“This hard-fought victory is decades in the making,” said Markey, invoking his ill-fated 2009 American Clean Energy and Security Act bill, which passed the House but died in the Senate.

Markey said extreme weather events in the years since demonstrate the consequences of climate inaction.

“But today, powered by a movement that never once wavered in the struggle for a livable future, we have a fighting chance at combating this crisis,” he added.

Other provisions in the bill, Markey noted, include a “$30 billion climate bank” that would hand out low-interest loans to cities and towns undertaking local climate-related projects; and incentives for domestic manufacturers of electric vehicles, wind turbines and solar panels.
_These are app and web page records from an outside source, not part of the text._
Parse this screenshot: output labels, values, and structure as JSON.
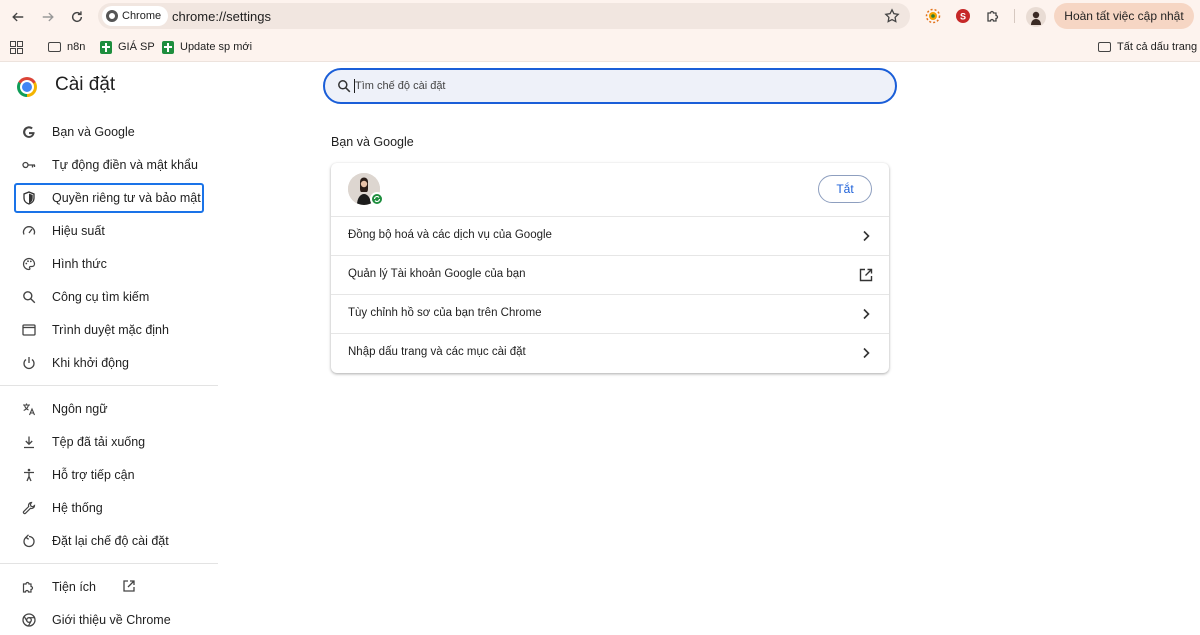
{
  "browser": {
    "site_chip": "Chrome",
    "url": "chrome://settings",
    "update_button": "Hoàn tất việc cập nhật"
  },
  "bookmarks": {
    "items": [
      {
        "label": "n8n",
        "icon": "folder-icon"
      },
      {
        "label": "GIÁ SP",
        "icon": "sheets-icon"
      },
      {
        "label": "Update sp mới",
        "icon": "sheets-icon"
      }
    ],
    "all_bookmarks": "Tất cả dấu trang"
  },
  "settings": {
    "title": "Cài đặt",
    "nav": [
      {
        "label": "Bạn và Google",
        "icon": "google-icon"
      },
      {
        "label": "Tự động điền và mật khẩu",
        "icon": "key-icon"
      },
      {
        "label": "Quyền riêng tư và bảo mật",
        "icon": "shield-icon",
        "active": true
      },
      {
        "label": "Hiệu suất",
        "icon": "speedometer-icon"
      },
      {
        "label": "Hình thức",
        "icon": "palette-icon"
      },
      {
        "label": "Công cụ tìm kiếm",
        "icon": "search-icon"
      },
      {
        "label": "Trình duyệt mặc định",
        "icon": "browser-window-icon"
      },
      {
        "label": "Khi khởi động",
        "icon": "power-icon"
      },
      {
        "label": "Ngôn ngữ",
        "icon": "translate-icon"
      },
      {
        "label": "Tệp đã tải xuống",
        "icon": "download-icon"
      },
      {
        "label": "Hỗ trợ tiếp cận",
        "icon": "accessibility-icon"
      },
      {
        "label": "Hệ thống",
        "icon": "wrench-icon"
      },
      {
        "label": "Đặt lại chế độ cài đặt",
        "icon": "reset-icon"
      },
      {
        "label": "Tiện ích",
        "icon": "puzzle-icon"
      },
      {
        "label": "Giới thiệu về Chrome",
        "icon": "chrome-icon"
      }
    ]
  },
  "search": {
    "placeholder": "Tìm chế độ cài đặt"
  },
  "you_and_google": {
    "section_title": "Bạn và Google",
    "off_button": "Tắt",
    "rows": [
      {
        "label": "Đồng bộ hoá và các dịch vụ của Google",
        "icon": "chevron-right-icon"
      },
      {
        "label": "Quản lý Tài khoản Google của bạn",
        "icon": "external-link-icon"
      },
      {
        "label": "Tùy chỉnh hồ sơ của bạn trên Chrome",
        "icon": "chevron-right-icon"
      },
      {
        "label": "Nhập dấu trang và các mục cài đặt",
        "icon": "chevron-right-icon"
      }
    ]
  },
  "colors": {
    "accent": "#1a73e8",
    "toolbar_bg": "#fdf3ee",
    "update_button_bg": "#f6d6c4",
    "sync_badge": "#1e8e3e"
  }
}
“We have a lot more work to do to complete a Green New Deal, but this is an excellent start,” said Markey, referencing the Congressional resolution that proposes a ten-year national plan for addressing climate change. Markey introduced the measure into Congress in tandem with Rep. Alexandria Ocasio-Cortez in 2019.

Wu, who campaigned on fostering a municipal Green New Deal, said once finalized, the bill would empower Boston and other cities to implement smaller-scale plans bolstering climate resilience and cutting back pollution.

“I am deeply emotional and relieved as a mother that we are finally a bit [into] the scale of action that we need for our kids,” said Wu, pointing to record heat levels in the years since 2014, when her first son was born.

“It was scary thinking about the future ahead for my new little baby with records being broken,” she said. “His years on this planet have been our planet’s hottest-ever years.”

Wu’s comments come as the city remains under its second multi-day heat emergency of the year through Tuesday. According to a press release, Boston EMS responded to more than 50 incidents directly attributed to heat over the past weekend.

Asked what the federal bill would do to improve the lives of everyday Bostonians, Wu said it will give the city “the resources to take on how climate affects every part of people’s lives [and increase] the access to the affordability of clean energy.”

Wu also announced Monday the appointment of Oliver Sellers-Garcia as Boston’s Green New Deal Director, an inaugural senior advisory role that will shape the Wu administration’s approach to climate resiliency.

Prior to this announcement, Sellers-Garcia served as Director of Resiliency and Equity at the MBTA. He will begin his job with the city next month.

Saraya Wintersmith covers Boston City Hall for GBH News.